An Oklahoma man was condemned to 12 years in prison for his role in a conspiracy to traffic firearms to Mexican cartels. The parts were 80% Colt receivers that were to be cerakoted in the US, a process in which a polymer-ceramic coating is added to a firearm or its parts to improve its durability. Components were assembled into working weapons and sent to Mexico for Cartel Del Noreste (CDN) and Cartel Jalisco Nueva Generacion (CJNG).
On 3 September 2019, a Federal grand jury indicted the man and seven others for their participation in conspiracies to traffic in counterfeit goods and for violating the Arms Export Control Act. The AECA provides for criminal penalties of up to $1 million or 20 years in prison, or both, for each violation.

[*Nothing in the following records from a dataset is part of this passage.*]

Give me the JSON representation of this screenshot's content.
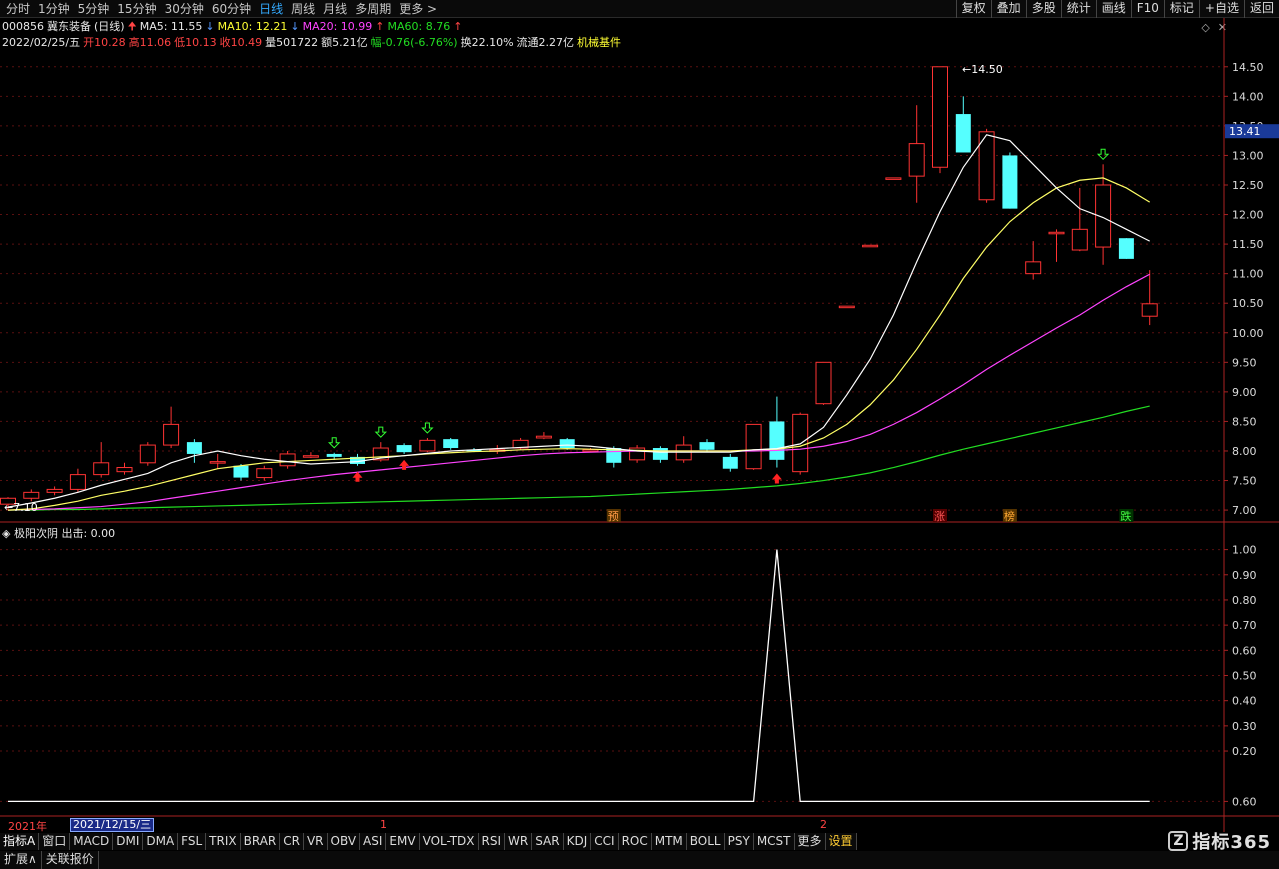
{
  "toolbar": {
    "periods": [
      "分时",
      "1分钟",
      "5分钟",
      "15分钟",
      "30分钟",
      "60分钟",
      "日线",
      "周线",
      "月线",
      "多周期",
      "更多 >"
    ],
    "active_period": "日线",
    "right_tools": [
      "复权",
      "叠加",
      "多股",
      "统计",
      "画线",
      "F10",
      "标记",
      "+自选",
      "返回"
    ]
  },
  "stock": {
    "code": "000856",
    "name": "冀东装备",
    "period": "(日线)",
    "ma5": "MA5: 11.55",
    "ma10": "MA10: 12.21",
    "ma20": "MA20: 10.99",
    "ma60": "MA60: 8.76",
    "date": "2022/02/25/五",
    "open": "开10.28",
    "high": "高11.06",
    "low": "低10.13",
    "close": "收10.49",
    "volume": "量501722",
    "amount": "额5.21亿",
    "change": "幅-0.76(-6.76%)",
    "turnover": "换22.10%",
    "float": "流通2.27亿",
    "sector": "机械基件"
  },
  "indicator": {
    "name": "极阳次阴",
    "output": "出击: 0.00"
  },
  "dates": {
    "year": "2021年",
    "cursor": "2021/12/15/三",
    "m1": "1",
    "m2": "2"
  },
  "indicator_tabs": [
    "指标A",
    "窗口",
    "MACD",
    "DMI",
    "DMA",
    "FSL",
    "TRIX",
    "BRAR",
    "CR",
    "VR",
    "OBV",
    "ASI",
    "EMV",
    "VOL-TDX",
    "RSI",
    "WR",
    "SAR",
    "KDJ",
    "CCI",
    "ROC",
    "MTM",
    "BOLL",
    "PSY",
    "MCST",
    "更多",
    "设置"
  ],
  "bottom_tabs": [
    "扩展∧",
    "关联报价"
  ],
  "logo": {
    "text": "指标365",
    "icon": "Z"
  },
  "chart_data": [
    {
      "type": "candlestick",
      "y_ticks": [
        "14.50",
        "14.00",
        "13.50",
        "13.00",
        "12.50",
        "12.00",
        "11.50",
        "11.00",
        "10.50",
        "10.00",
        "9.50",
        "9.00",
        "8.50",
        "8.00",
        "7.50",
        "7.00"
      ],
      "ylim": [
        6.9,
        14.75
      ],
      "current_price_label": "13.41",
      "current_price": 13.41,
      "high_label": "14.50",
      "low_label": "7.10",
      "markers": {
        "yu": "预",
        "zhang": "涨",
        "bang": "榜",
        "die": "跌"
      },
      "candles": [
        {
          "o": 7.1,
          "h": 7.22,
          "l": 7.0,
          "c": 7.2
        },
        {
          "o": 7.2,
          "h": 7.35,
          "l": 7.15,
          "c": 7.3
        },
        {
          "o": 7.3,
          "h": 7.4,
          "l": 7.25,
          "c": 7.35
        },
        {
          "o": 7.35,
          "h": 7.7,
          "l": 7.3,
          "c": 7.6
        },
        {
          "o": 7.6,
          "h": 8.15,
          "l": 7.55,
          "c": 7.8
        },
        {
          "o": 7.65,
          "h": 7.8,
          "l": 7.6,
          "c": 7.72
        },
        {
          "o": 7.8,
          "h": 8.15,
          "l": 7.75,
          "c": 8.1
        },
        {
          "o": 8.1,
          "h": 8.75,
          "l": 8.05,
          "c": 8.45
        },
        {
          "o": 8.15,
          "h": 8.2,
          "l": 7.8,
          "c": 7.95
        },
        {
          "o": 7.8,
          "h": 7.95,
          "l": 7.7,
          "c": 7.82
        },
        {
          "o": 7.75,
          "h": 7.78,
          "l": 7.5,
          "c": 7.55
        },
        {
          "o": 7.55,
          "h": 7.75,
          "l": 7.5,
          "c": 7.7
        },
        {
          "o": 7.75,
          "h": 8.0,
          "l": 7.7,
          "c": 7.95
        },
        {
          "o": 7.92,
          "h": 7.98,
          "l": 7.88,
          "c": 7.92
        },
        {
          "o": 7.95,
          "h": 7.97,
          "l": 7.85,
          "c": 7.9
        },
        {
          "o": 7.9,
          "h": 7.95,
          "l": 7.75,
          "c": 7.78
        },
        {
          "o": 7.85,
          "h": 8.15,
          "l": 7.82,
          "c": 8.05
        },
        {
          "o": 8.1,
          "h": 8.13,
          "l": 7.95,
          "c": 7.98
        },
        {
          "o": 8.0,
          "h": 8.22,
          "l": 7.98,
          "c": 8.18
        },
        {
          "o": 8.2,
          "h": 8.22,
          "l": 8.02,
          "c": 8.05
        },
        {
          "o": 8.02,
          "h": 8.05,
          "l": 7.98,
          "c": 8.0
        },
        {
          "o": 8.0,
          "h": 8.1,
          "l": 7.95,
          "c": 8.02
        },
        {
          "o": 8.05,
          "h": 8.22,
          "l": 8.02,
          "c": 8.18
        },
        {
          "o": 8.22,
          "h": 8.32,
          "l": 8.2,
          "c": 8.25
        },
        {
          "o": 8.2,
          "h": 8.22,
          "l": 8.02,
          "c": 8.05
        },
        {
          "o": 8.0,
          "h": 8.05,
          "l": 7.98,
          "c": 8.02
        },
        {
          "o": 8.05,
          "h": 8.08,
          "l": 7.72,
          "c": 7.8
        },
        {
          "o": 7.85,
          "h": 8.1,
          "l": 7.8,
          "c": 8.05
        },
        {
          "o": 8.05,
          "h": 8.08,
          "l": 7.8,
          "c": 7.85
        },
        {
          "o": 7.85,
          "h": 8.25,
          "l": 7.8,
          "c": 8.1
        },
        {
          "o": 8.15,
          "h": 8.2,
          "l": 7.98,
          "c": 8.02
        },
        {
          "o": 7.9,
          "h": 7.95,
          "l": 7.65,
          "c": 7.7
        },
        {
          "o": 7.7,
          "h": 8.45,
          "l": 7.68,
          "c": 8.45
        },
        {
          "o": 8.5,
          "h": 8.92,
          "l": 7.72,
          "c": 7.85
        },
        {
          "o": 7.65,
          "h": 8.65,
          "l": 7.6,
          "c": 8.62
        },
        {
          "o": 8.8,
          "h": 9.5,
          "l": 8.78,
          "c": 9.5
        },
        {
          "o": 10.45,
          "h": 10.45,
          "l": 10.45,
          "c": 10.45
        },
        {
          "o": 11.48,
          "h": 11.48,
          "l": 11.48,
          "c": 11.48
        },
        {
          "o": 12.62,
          "h": 12.62,
          "l": 12.62,
          "c": 12.62
        },
        {
          "o": 12.65,
          "h": 13.85,
          "l": 12.2,
          "c": 13.2
        },
        {
          "o": 12.8,
          "h": 14.5,
          "l": 12.7,
          "c": 14.5
        },
        {
          "o": 13.7,
          "h": 14.0,
          "l": 13.05,
          "c": 13.05
        },
        {
          "o": 12.25,
          "h": 13.45,
          "l": 12.2,
          "c": 13.4
        },
        {
          "o": 13.0,
          "h": 13.05,
          "l": 12.1,
          "c": 12.1
        },
        {
          "o": 11.0,
          "h": 11.55,
          "l": 10.9,
          "c": 11.2
        },
        {
          "o": 11.7,
          "h": 11.75,
          "l": 11.2,
          "c": 11.7
        },
        {
          "o": 11.4,
          "h": 12.45,
          "l": 11.38,
          "c": 11.75
        },
        {
          "o": 11.45,
          "h": 12.85,
          "l": 11.15,
          "c": 12.5
        },
        {
          "o": 11.6,
          "h": 11.6,
          "l": 11.25,
          "c": 11.25
        },
        {
          "o": 10.28,
          "h": 11.06,
          "l": 10.13,
          "c": 10.49
        }
      ],
      "ma5": [
        7.05,
        7.12,
        7.2,
        7.3,
        7.42,
        7.52,
        7.62,
        7.8,
        7.92,
        8.0,
        7.92,
        7.86,
        7.82,
        7.78,
        7.8,
        7.82,
        7.88,
        7.92,
        7.96,
        8.0,
        8.02,
        8.04,
        8.06,
        8.08,
        8.1,
        8.08,
        8.04,
        8.0,
        7.98,
        7.98,
        7.98,
        7.98,
        8.02,
        8.04,
        8.12,
        8.4,
        8.95,
        9.55,
        10.3,
        11.2,
        12.05,
        12.8,
        13.35,
        13.25,
        12.85,
        12.45,
        12.1,
        11.95,
        11.75,
        11.55
      ],
      "ma10": [
        7.0,
        7.02,
        7.08,
        7.15,
        7.25,
        7.32,
        7.4,
        7.5,
        7.6,
        7.7,
        7.75,
        7.8,
        7.82,
        7.84,
        7.86,
        7.88,
        7.9,
        7.92,
        7.95,
        7.97,
        7.99,
        8.0,
        8.02,
        8.03,
        8.04,
        8.03,
        8.02,
        8.01,
        8.0,
        8.0,
        8.0,
        8.0,
        8.02,
        8.03,
        8.08,
        8.22,
        8.45,
        8.78,
        9.2,
        9.72,
        10.3,
        10.92,
        11.45,
        11.88,
        12.2,
        12.45,
        12.58,
        12.62,
        12.45,
        12.21
      ],
      "ma20": [
        7.0,
        7.01,
        7.02,
        7.04,
        7.06,
        7.1,
        7.14,
        7.2,
        7.26,
        7.32,
        7.38,
        7.44,
        7.5,
        7.55,
        7.6,
        7.64,
        7.68,
        7.72,
        7.76,
        7.8,
        7.84,
        7.88,
        7.92,
        7.95,
        7.97,
        7.98,
        7.99,
        8.0,
        8.0,
        8.0,
        8.0,
        8.0,
        8.0,
        8.01,
        8.03,
        8.08,
        8.16,
        8.28,
        8.45,
        8.65,
        8.88,
        9.12,
        9.38,
        9.62,
        9.85,
        10.08,
        10.3,
        10.55,
        10.78,
        10.99
      ],
      "ma60": [
        7.0,
        7.0,
        7.01,
        7.01,
        7.02,
        7.03,
        7.04,
        7.05,
        7.06,
        7.07,
        7.08,
        7.09,
        7.1,
        7.11,
        7.12,
        7.13,
        7.14,
        7.15,
        7.16,
        7.17,
        7.18,
        7.19,
        7.2,
        7.21,
        7.22,
        7.23,
        7.25,
        7.27,
        7.29,
        7.31,
        7.33,
        7.35,
        7.38,
        7.41,
        7.45,
        7.5,
        7.56,
        7.63,
        7.72,
        7.82,
        7.93,
        8.03,
        8.12,
        8.21,
        8.3,
        8.39,
        8.48,
        8.57,
        8.67,
        8.76
      ],
      "buy_arrows": [
        15,
        17,
        33
      ],
      "sell_arrows": [
        14,
        16,
        18,
        47
      ]
    },
    {
      "type": "line",
      "y_ticks": [
        "1.00",
        "0.90",
        "0.80",
        "0.70",
        "0.60",
        "0.50",
        "0.40",
        "0.30",
        "0.20",
        "0.60"
      ],
      "ylim": [
        -0.05,
        1.05
      ],
      "values": [
        0,
        0,
        0,
        0,
        0,
        0,
        0,
        0,
        0,
        0,
        0,
        0,
        0,
        0,
        0,
        0,
        0,
        0,
        0,
        0,
        0,
        0,
        0,
        0,
        0,
        0,
        0,
        0,
        0,
        0,
        0,
        0,
        0,
        1,
        0,
        0,
        0,
        0,
        0,
        0,
        0,
        0,
        0,
        0,
        0,
        0,
        0,
        0,
        0,
        0
      ]
    }
  ]
}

The AECA also authorizes civil penalties of up to $500,000 and a ban on future exports. It provides the President of the US with the legal authority to control the export of defence articles and services. The AECA also contains legal authority for the Foreign Military Sales (FMS) programme, under which the US government sells defence equipment, services and training on a government-to-government basis. The law also specifies criteria for direct commercial sales (DCS), under which eligible foreign governments and international organisations purchase certain defence articles and services directly from US companies.

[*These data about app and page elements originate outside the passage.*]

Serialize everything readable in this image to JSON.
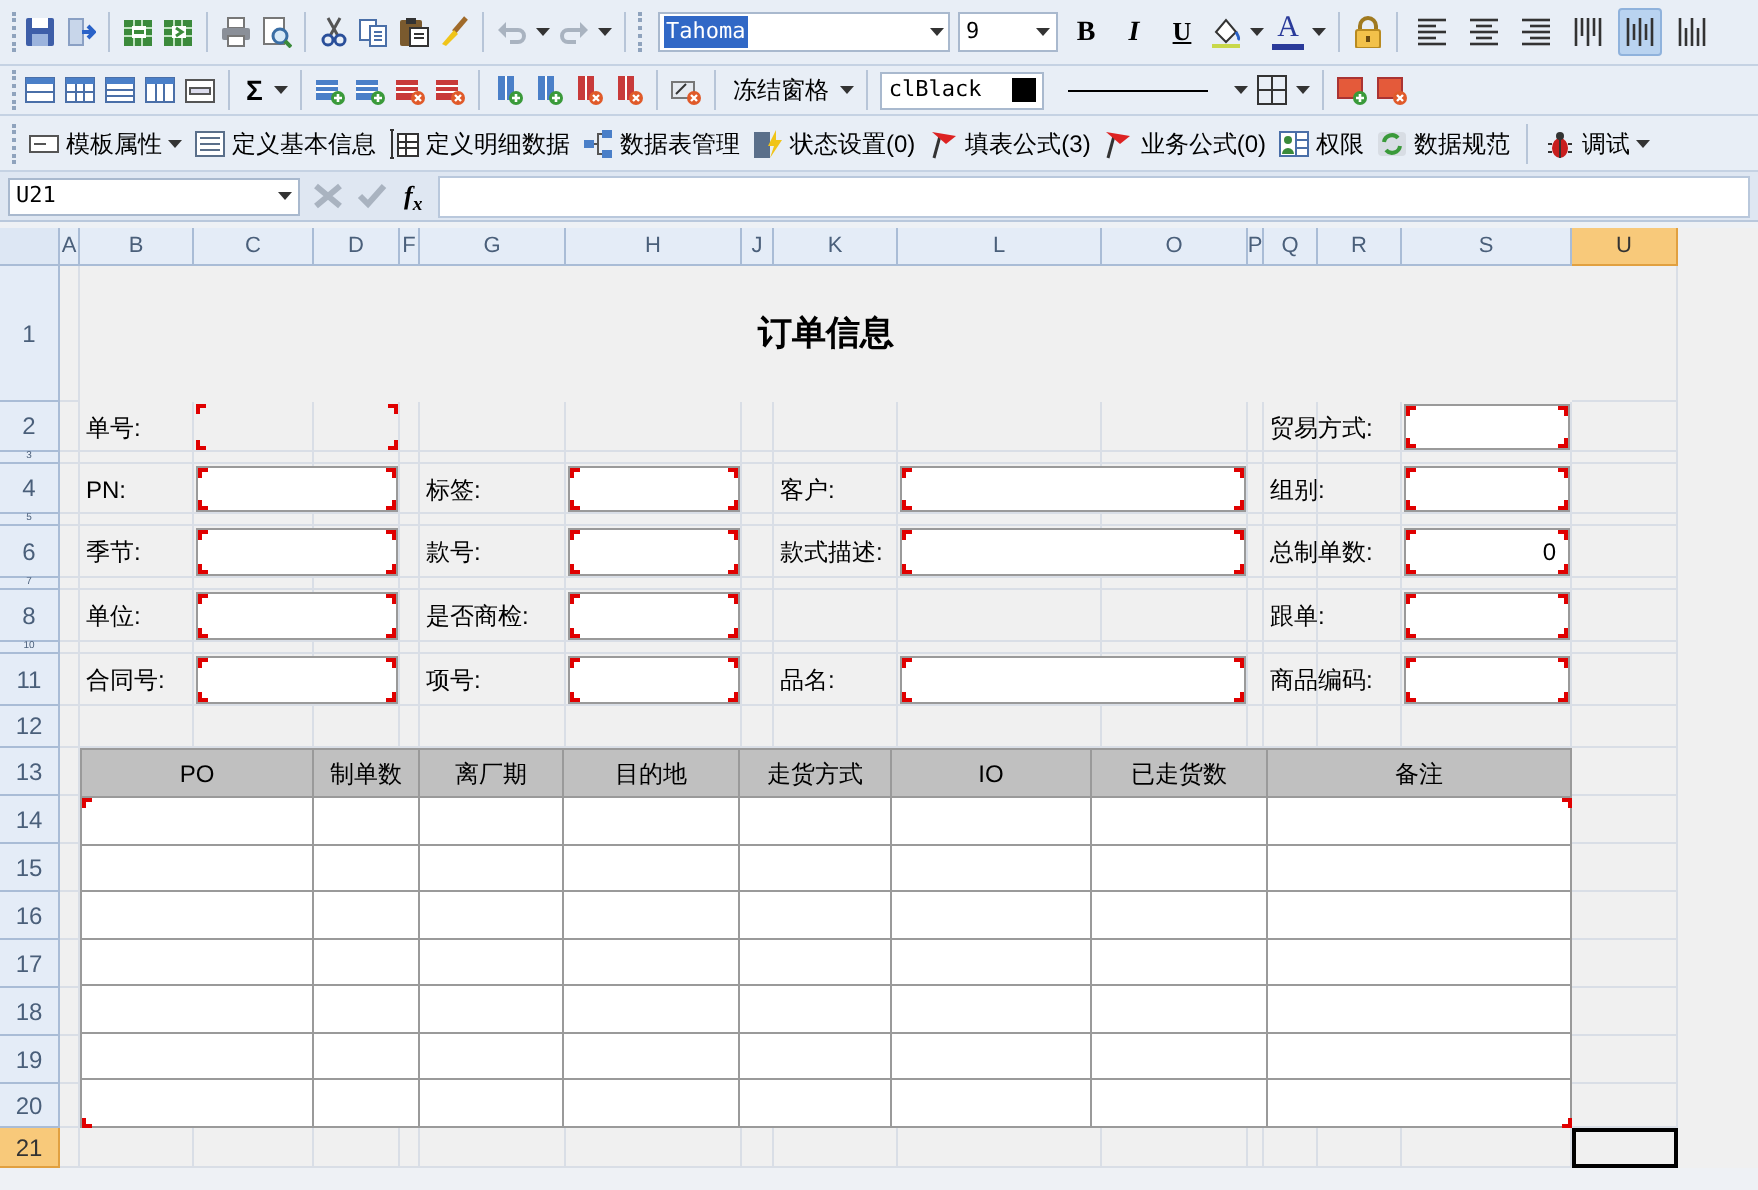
{
  "standard_toolbar": {
    "font_name": "Tahoma",
    "font_name_highlighted": true,
    "font_size": "9",
    "bold": "B",
    "italic": "I",
    "underline": "U",
    "font_color": "A",
    "alignment": [
      {
        "selected": false
      },
      {
        "selected": false
      },
      {
        "selected": false
      },
      {
        "selected": false
      },
      {
        "selected": true
      },
      {
        "selected": false
      }
    ]
  },
  "format_toolbar": {
    "sum": "Σ",
    "freeze_panes": "冻结窗格",
    "color_label": "clBlack"
  },
  "design_toolbar": [
    {
      "label": "模板属性",
      "dropdown": true
    },
    {
      "label": "定义基本信息",
      "dropdown": false
    },
    {
      "label": "定义明细数据",
      "dropdown": false
    },
    {
      "label": "数据表管理",
      "dropdown": false
    },
    {
      "label": "状态设置(0)",
      "dropdown": false
    },
    {
      "label": "填表公式(3)",
      "dropdown": false
    },
    {
      "label": "业务公式(0)",
      "dropdown": false
    },
    {
      "label": "权限",
      "dropdown": false
    },
    {
      "label": "数据规范",
      "dropdown": false
    },
    {
      "label": "调试",
      "dropdown": true
    }
  ],
  "formula_bar": {
    "cell_ref": "U21",
    "function_label": "f$_{x}$"
  },
  "sheet": {
    "columns": [
      {
        "label": "A",
        "selected": false
      },
      {
        "label": "B",
        "selected": false
      },
      {
        "label": "C",
        "selected": false
      },
      {
        "label": "D",
        "selected": false
      },
      {
        "label": "F",
        "selected": false
      },
      {
        "label": "G",
        "selected": false
      },
      {
        "label": "H",
        "selected": false
      },
      {
        "label": "J",
        "selected": false
      },
      {
        "label": "K",
        "selected": false
      },
      {
        "label": "L",
        "selected": false
      },
      {
        "label": "O",
        "selected": false
      },
      {
        "label": "P",
        "selected": false
      },
      {
        "label": "Q",
        "selected": false
      },
      {
        "label": "R",
        "selected": false
      },
      {
        "label": "S",
        "selected": false
      },
      {
        "label": "U",
        "selected": true
      }
    ],
    "rows": [
      {
        "label": "1",
        "selected": false
      },
      {
        "label": "2",
        "selected": false
      },
      {
        "label": "3",
        "selected": false
      },
      {
        "label": "4",
        "selected": false
      },
      {
        "label": "5",
        "selected": false
      },
      {
        "label": "6",
        "selected": false
      },
      {
        "label": "7",
        "selected": false
      },
      {
        "label": "8",
        "selected": false
      },
      {
        "label": "10",
        "selected": false
      },
      {
        "label": "11",
        "selected": false
      },
      {
        "label": "12",
        "selected": false
      },
      {
        "label": "13",
        "selected": false
      },
      {
        "label": "14",
        "selected": false
      },
      {
        "label": "15",
        "selected": false
      },
      {
        "label": "16",
        "selected": false
      },
      {
        "label": "17",
        "selected": false
      },
      {
        "label": "18",
        "selected": false
      },
      {
        "label": "19",
        "selected": false
      },
      {
        "label": "20",
        "selected": false
      },
      {
        "label": "21",
        "selected": true
      }
    ],
    "title": "订单信息",
    "form_rows": [
      [
        {
          "label": "单号:",
          "kind": "plain"
        },
        {
          "label": "贸易方式:",
          "kind": "box"
        }
      ],
      [
        {
          "label": "PN:",
          "kind": "box"
        },
        {
          "label": "标签:",
          "kind": "box"
        },
        {
          "label": "客户:",
          "kind": "box"
        },
        {
          "label": "组别:",
          "kind": "box"
        }
      ],
      [
        {
          "label": "季节:",
          "kind": "box"
        },
        {
          "label": "款号:",
          "kind": "box"
        },
        {
          "label": "款式描述:",
          "kind": "box"
        },
        {
          "label": "总制单数:",
          "kind": "box",
          "value": "0"
        }
      ],
      [
        {
          "label": "单位:",
          "kind": "box"
        },
        {
          "label": "是否商检:",
          "kind": "box"
        },
        {
          "label": "跟单:",
          "kind": "box"
        }
      ],
      [
        {
          "label": "合同号:",
          "kind": "box"
        },
        {
          "label": "项号:",
          "kind": "box"
        },
        {
          "label": "品名:",
          "kind": "box"
        },
        {
          "label": "商品编码:",
          "kind": "box"
        }
      ]
    ],
    "detail_table": {
      "columns": [
        "PO",
        "制单数",
        "离厂期",
        "目的地",
        "走货方式",
        "IO",
        "已走货数",
        "备注"
      ]
    }
  }
}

The AECA establishes foreign and domestic policy objectives for international defence cooperation and military export controls.